→ PROBLEM TO SOLVE: Your copy should match the entries exactly, with the pictures left out.

INPUT DATA START

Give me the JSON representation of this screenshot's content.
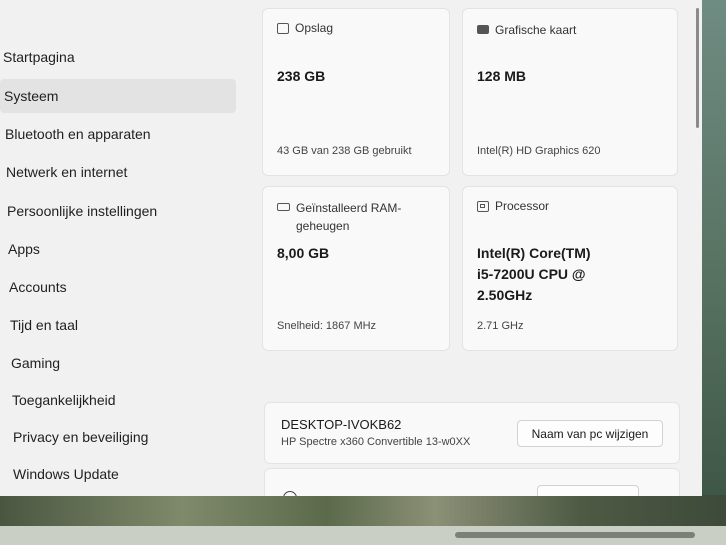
{
  "nav": {
    "items": [
      {
        "label": "Startpagina"
      },
      {
        "label": "Systeem"
      },
      {
        "label": "Bluetooth en apparaten"
      },
      {
        "label": "Netwerk en internet"
      },
      {
        "label": "Persoonlijke instellingen"
      },
      {
        "label": "Apps"
      },
      {
        "label": "Accounts"
      },
      {
        "label": "Tijd en taal"
      },
      {
        "label": "Gaming"
      },
      {
        "label": "Toegankelijkheid"
      },
      {
        "label": "Privacy en beveiliging"
      },
      {
        "label": "Windows Update"
      }
    ],
    "active": "Systeem"
  },
  "specs": {
    "storage": {
      "title": "Opslag",
      "value": "238 GB",
      "detail": "43 GB van 238 GB gebruikt"
    },
    "graphics": {
      "title": "Grafische kaart",
      "value": "128 MB",
      "detail": "Intel(R) HD Graphics 620"
    },
    "ram": {
      "title_line1": "Geïnstalleerd RAM-",
      "title_line2": "geheugen",
      "value": "8,00 GB",
      "detail": "Snelheid: 1867 MHz"
    },
    "processor": {
      "title": "Processor",
      "value_line1": "Intel(R) Core(TM)",
      "value_line2": "i5-7200U CPU @",
      "value_line3": "2.50GHz",
      "detail": "2.71 GHz"
    }
  },
  "device": {
    "name": "DESKTOP-IVOKB62",
    "model": "HP Spectre x360 Convertible 13-w0XX",
    "rename_label": "Naam van pc wijzigen"
  },
  "icons": {
    "storage": "storage-icon",
    "graphics": "graphics-card-icon",
    "ram": "ram-icon",
    "processor": "processor-icon"
  }
}
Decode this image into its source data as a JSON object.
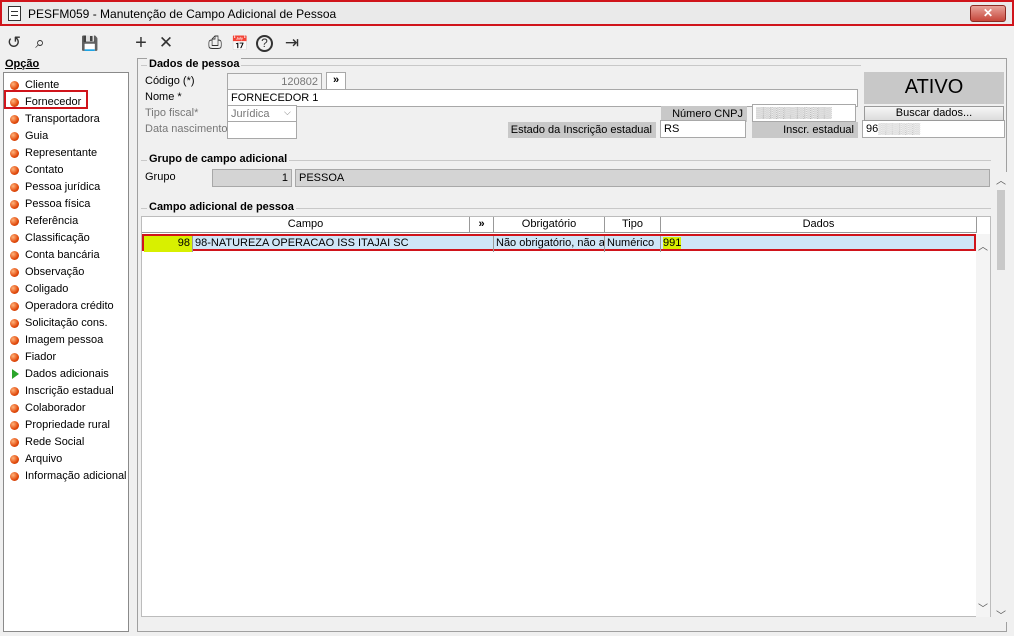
{
  "window": {
    "title": "PESFM059 - Manutenção de Campo Adicional de Pessoa",
    "close": "✕"
  },
  "toolbar": {
    "undo": "↺",
    "search": "⌕",
    "save": "💾",
    "add": "+",
    "remove": "✕",
    "print": "⎙",
    "calendar": "📅",
    "help": "?",
    "exit": "⇥"
  },
  "sidebar": {
    "label": "Opção",
    "items": [
      {
        "label": "Cliente"
      },
      {
        "label": "Fornecedor"
      },
      {
        "label": "Transportadora"
      },
      {
        "label": "Guia"
      },
      {
        "label": "Representante"
      },
      {
        "label": "Contato"
      },
      {
        "label": "Pessoa jurídica"
      },
      {
        "label": "Pessoa física"
      },
      {
        "label": "Referência"
      },
      {
        "label": "Classificação"
      },
      {
        "label": "Conta bancária"
      },
      {
        "label": "Observação"
      },
      {
        "label": "Coligado"
      },
      {
        "label": "Operadora crédito"
      },
      {
        "label": "Solicitação cons."
      },
      {
        "label": "Imagem pessoa"
      },
      {
        "label": "Fiador"
      },
      {
        "label": "Dados adicionais"
      },
      {
        "label": "Inscrição estadual"
      },
      {
        "label": "Colaborador"
      },
      {
        "label": "Propriedade rural"
      },
      {
        "label": "Rede Social"
      },
      {
        "label": "Arquivo"
      },
      {
        "label": "Informação adicional"
      }
    ]
  },
  "dados_pessoa": {
    "title": "Dados de pessoa",
    "codigo_label": "Código (*)",
    "codigo_value": "120802",
    "codigo_btn": "»",
    "nome_label": "Nome *",
    "nome_value": "FORNECEDOR 1",
    "tipo_fiscal_label": "Tipo fiscal*",
    "tipo_fiscal_value": "Jurídica",
    "data_nasc_label": "Data nascimento",
    "data_nasc_value": "",
    "cnpj_label": "Número CNPJ",
    "cnpj_value": "▒▒▒▒▒▒▒▒▒▒▒",
    "estado_ie_label": "Estado da Inscrição estadual",
    "estado_ie_value": "RS",
    "ie_label": "Inscr. estadual",
    "ie_value": "96",
    "ie_blur": "▒▒▒▒▒▒",
    "status": "ATIVO",
    "buscar_btn": "Buscar dados..."
  },
  "grupo": {
    "title": "Grupo de campo adicional",
    "grupo_label": "Grupo",
    "grupo_code": "1",
    "grupo_name": "PESSOA"
  },
  "campo": {
    "title": "Campo adicional de pessoa",
    "headers": {
      "campo": "Campo",
      "expand": "»",
      "obrigatorio": "Obrigatório",
      "tipo": "Tipo",
      "dados": "Dados"
    },
    "rows": [
      {
        "code": "98",
        "name": "98-NATUREZA OPERACAO ISS ITAJAI SC",
        "obrigatorio": "Não obrigatório, não a",
        "tipo": "Numérico",
        "dados": "991"
      }
    ]
  }
}
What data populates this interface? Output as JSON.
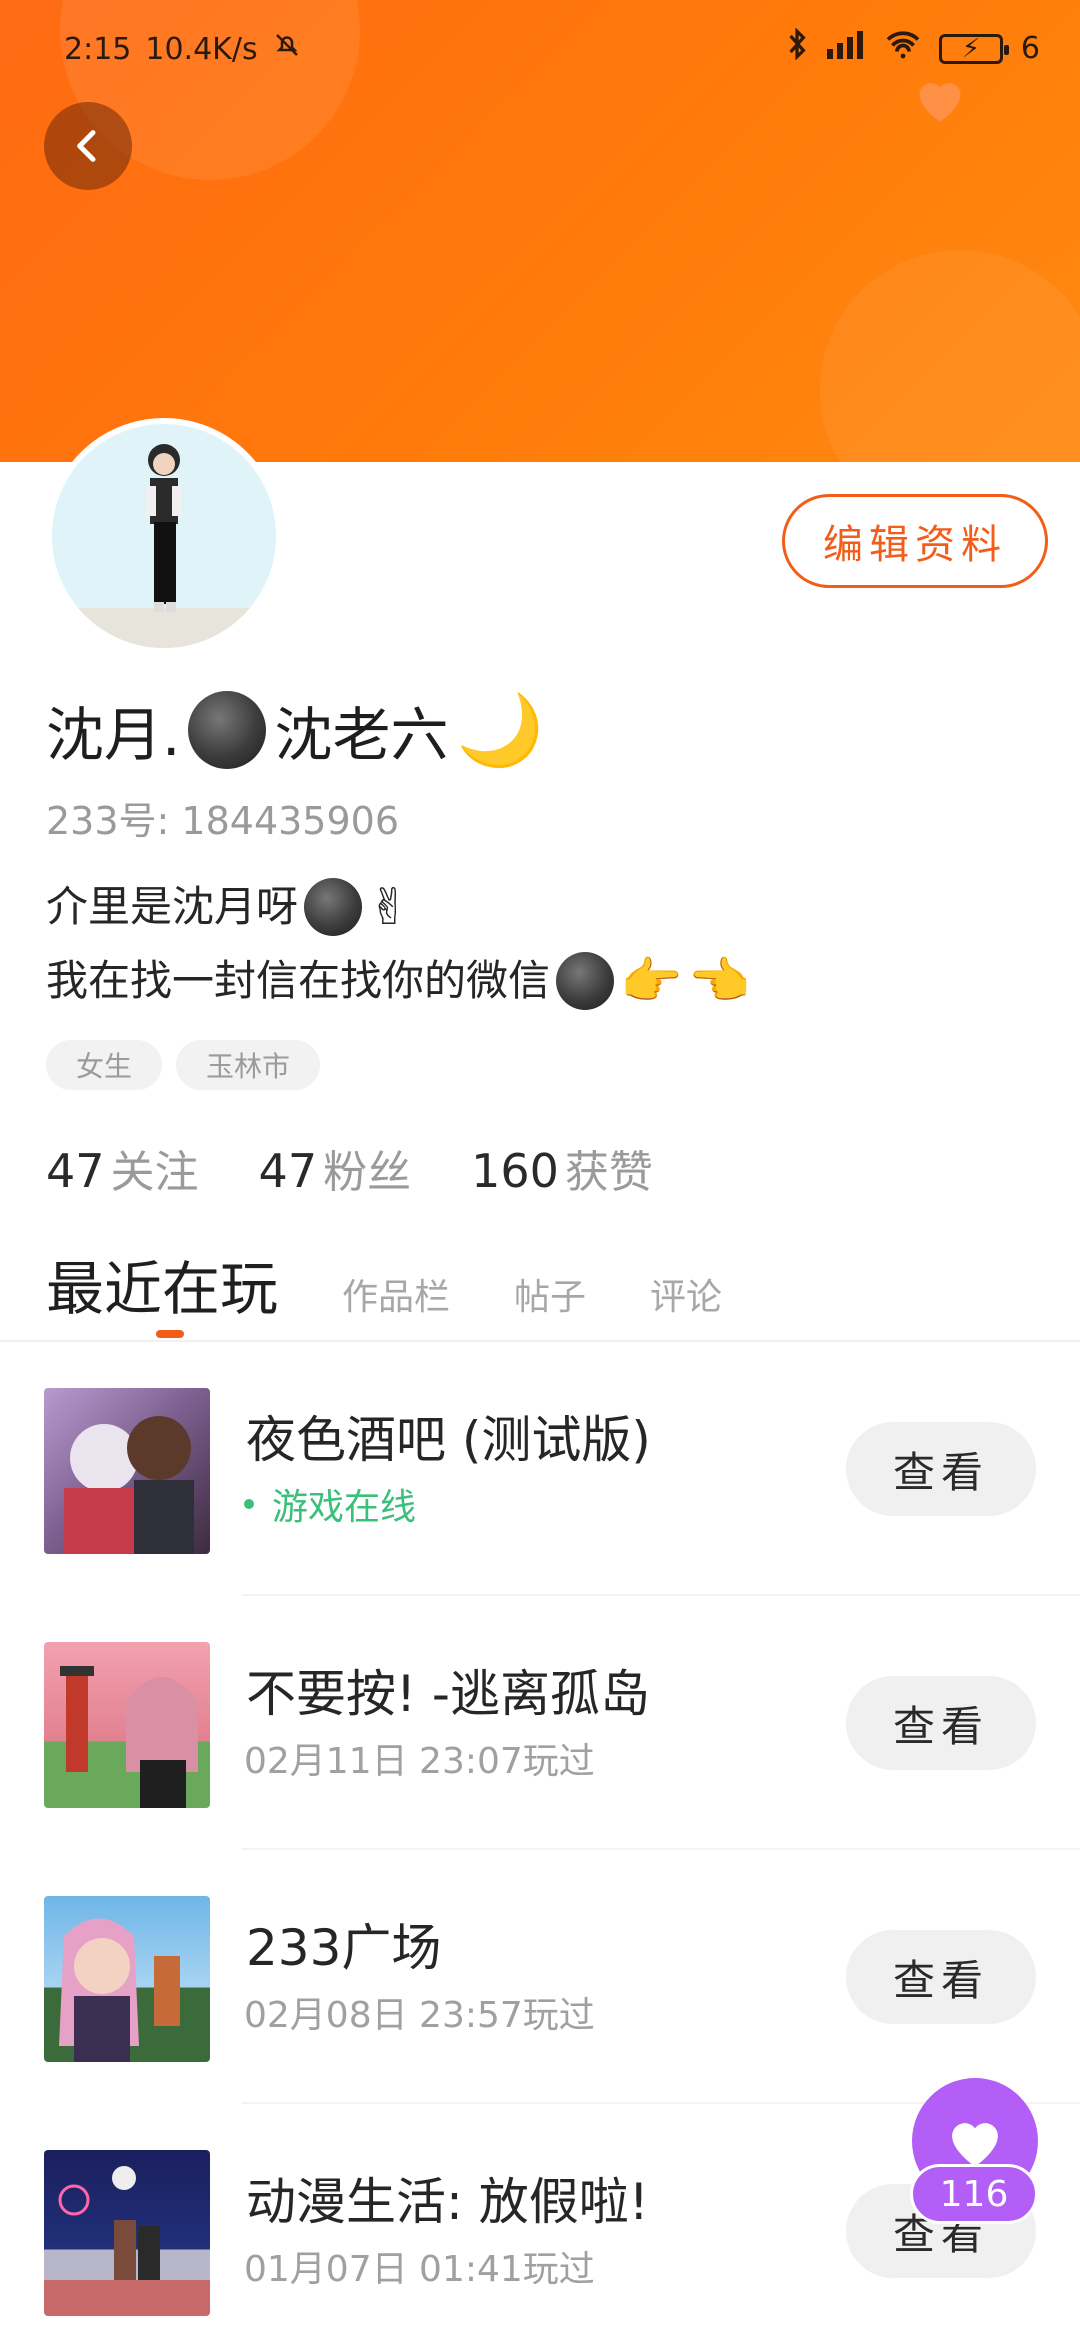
{
  "status_bar": {
    "time": "2:15",
    "speed": "10.4K/s",
    "battery": "6"
  },
  "profile": {
    "edit_label": "编辑资料",
    "nickname_part1": "沈月.",
    "nickname_part2": "沈老六",
    "uid": "233号: 184435906",
    "bio_line1": "介里是沈月呀",
    "bio_line2": "我在找一封信在找你的微信",
    "tags": [
      "女生",
      "玉林市"
    ],
    "stats": [
      {
        "num": "47",
        "label": "关注"
      },
      {
        "num": "47",
        "label": "粉丝"
      },
      {
        "num": "160",
        "label": "获赞"
      }
    ]
  },
  "tabs": [
    "最近在玩",
    "作品栏",
    "帖子",
    "评论"
  ],
  "games": [
    {
      "title": "夜色酒吧 (测试版)",
      "sub": "游戏在线",
      "online": true,
      "button": "查看",
      "theme": [
        "#b99ad0",
        "#3d2b3f"
      ]
    },
    {
      "title": "不要按! -逃离孤岛",
      "sub": "02月11日 23:07玩过",
      "online": false,
      "button": "查看",
      "theme": [
        "#f3a1b0",
        "#6aa85b"
      ]
    },
    {
      "title": "233广场",
      "sub": "02月08日 23:57玩过",
      "online": false,
      "button": "查看",
      "theme": [
        "#6fb5e8",
        "#3b2e50"
      ]
    },
    {
      "title": "动漫生活: 放假啦!",
      "sub": "01月07日 01:41玩过",
      "online": false,
      "button": "查看",
      "theme": [
        "#20307a",
        "#b7b7c9"
      ]
    }
  ],
  "like": {
    "count": "116"
  },
  "colors": {
    "accent": "#f25d1a",
    "banner": "#ff7a0a",
    "online": "#3cbf7b",
    "like": "#b25ef7"
  }
}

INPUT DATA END

→ ANSWER BOX:
Give me the JSON representation of this screenshot's content.
{
  "nav": {
    "items": [
      {
        "label": "Startpagina"
      },
      {
        "label": "Systeem"
      },
      {
        "label": "Bluetooth en apparaten"
      },
      {
        "label": "Netwerk en internet"
      },
      {
        "label": "Persoonlijke instellingen"
      },
      {
        "label": "Apps"
      },
      {
        "label": "Accounts"
      },
      {
        "label": "Tijd en taal"
      },
      {
        "label": "Gaming"
      },
      {
        "label": "Toegankelijkheid"
      },
      {
        "label": "Privacy en beveiliging"
      },
      {
        "label": "Windows Update"
      }
    ],
    "active": "Systeem"
  },
  "specs": {
    "storage": {
      "title": "Opslag",
      "value": "238 GB",
      "detail": "43 GB van 238 GB gebruikt"
    },
    "graphics": {
      "title": "Grafische kaart",
      "value": "128 MB",
      "detail": "Intel(R) HD Graphics 620"
    },
    "ram": {
      "title_line1": "Geïnstalleerd RAM-",
      "title_line2": "geheugen",
      "value": "8,00 GB",
      "detail": "Snelheid: 1867 MHz"
    },
    "processor": {
      "title": "Processor",
      "value_line1": "Intel(R) Core(TM)",
      "value_line2": "i5-7200U CPU @",
      "value_line3": "2.50GHz",
      "detail": "2.71 GHz"
    }
  },
  "device": {
    "name": "DESKTOP-IVOKB62",
    "model": "HP Spectre x360 Convertible 13-w0XX",
    "rename_label": "Naam van pc wijzigen"
  },
  "icons": {
    "storage": "storage-icon",
    "graphics": "graphics-card-icon",
    "ram": "ram-icon",
    "processor": "processor-icon"
  }
}
Decode this image into its source data as a JSON object.
{
  "window": {
    "title": "PESFM059 - Manutenção de Campo Adicional de Pessoa",
    "close": "✕"
  },
  "toolbar": {
    "undo": "↺",
    "search": "⌕",
    "save": "💾",
    "add": "+",
    "remove": "✕",
    "print": "⎙",
    "calendar": "📅",
    "help": "?",
    "exit": "⇥"
  },
  "sidebar": {
    "label": "Opção",
    "items": [
      {
        "label": "Cliente"
      },
      {
        "label": "Fornecedor"
      },
      {
        "label": "Transportadora"
      },
      {
        "label": "Guia"
      },
      {
        "label": "Representante"
      },
      {
        "label": "Contato"
      },
      {
        "label": "Pessoa jurídica"
      },
      {
        "label": "Pessoa física"
      },
      {
        "label": "Referência"
      },
      {
        "label": "Classificação"
      },
      {
        "label": "Conta bancária"
      },
      {
        "label": "Observação"
      },
      {
        "label": "Coligado"
      },
      {
        "label": "Operadora crédito"
      },
      {
        "label": "Solicitação cons."
      },
      {
        "label": "Imagem pessoa"
      },
      {
        "label": "Fiador"
      },
      {
        "label": "Dados adicionais"
      },
      {
        "label": "Inscrição estadual"
      },
      {
        "label": "Colaborador"
      },
      {
        "label": "Propriedade rural"
      },
      {
        "label": "Rede Social"
      },
      {
        "label": "Arquivo"
      },
      {
        "label": "Informação adicional"
      }
    ]
  },
  "dados_pessoa": {
    "title": "Dados de pessoa",
    "codigo_label": "Código (*)",
    "codigo_value": "120802",
    "codigo_btn": "»",
    "nome_label": "Nome *",
    "nome_value": "FORNECEDOR 1",
    "tipo_fiscal_label": "Tipo fiscal*",
    "tipo_fiscal_value": "Jurídica",
    "data_nasc_label": "Data nascimento",
    "data_nasc_value": "",
    "cnpj_label": "Número CNPJ",
    "cnpj_value": "▒▒▒▒▒▒▒▒▒▒▒",
    "estado_ie_label": "Estado da Inscrição estadual",
    "estado_ie_value": "RS",
    "ie_label": "Inscr. estadual",
    "ie_value": "96",
    "ie_blur": "▒▒▒▒▒▒",
    "status": "ATIVO",
    "buscar_btn": "Buscar dados..."
  },
  "grupo": {
    "title": "Grupo de campo adicional",
    "grupo_label": "Grupo",
    "grupo_code": "1",
    "grupo_name": "PESSOA"
  },
  "campo": {
    "title": "Campo adicional de pessoa",
    "headers": {
      "campo": "Campo",
      "expand": "»",
      "obrigatorio": "Obrigatório",
      "tipo": "Tipo",
      "dados": "Dados"
    },
    "rows": [
      {
        "code": "98",
        "name": "98-NATUREZA OPERACAO ISS ITAJAI SC",
        "obrigatorio": "Não obrigatório, não a",
        "tipo": "Numérico",
        "dados": "991"
      }
    ]
  }
}
What data populates this interface? Output as JSON.
{
  "status_bar": {
    "time": "2:15",
    "speed": "10.4K/s",
    "battery": "6"
  },
  "profile": {
    "edit_label": "编辑资料",
    "nickname_part1": "沈月.",
    "nickname_part2": "沈老六",
    "uid": "233号: 184435906",
    "bio_line1": "介里是沈月呀",
    "bio_line2": "我在找一封信在找你的微信",
    "tags": [
      "女生",
      "玉林市"
    ],
    "stats": [
      {
        "num": "47",
        "label": "关注"
      },
      {
        "num": "47",
        "label": "粉丝"
      },
      {
        "num": "160",
        "label": "获赞"
      }
    ]
  },
  "tabs": [
    "最近在玩",
    "作品栏",
    "帖子",
    "评论"
  ],
  "games": [
    {
      "title": "夜色酒吧 (测试版)",
      "sub": "游戏在线",
      "online": true,
      "button": "查看",
      "theme": [
        "#b99ad0",
        "#3d2b3f"
      ]
    },
    {
      "title": "不要按! -逃离孤岛",
      "sub": "02月11日 23:07玩过",
      "online": false,
      "button": "查看",
      "theme": [
        "#f3a1b0",
        "#6aa85b"
      ]
    },
    {
      "title": "233广场",
      "sub": "02月08日 23:57玩过",
      "online": false,
      "button": "查看",
      "theme": [
        "#6fb5e8",
        "#3b2e50"
      ]
    },
    {
      "title": "动漫生活: 放假啦!",
      "sub": "01月07日 01:41玩过",
      "online": false,
      "button": "查看",
      "theme": [
        "#20307a",
        "#b7b7c9"
      ]
    }
  ],
  "like": {
    "count": "116"
  },
  "colors": {
    "accent": "#f25d1a",
    "banner": "#ff7a0a",
    "online": "#3cbf7b",
    "like": "#b25ef7"
  }
}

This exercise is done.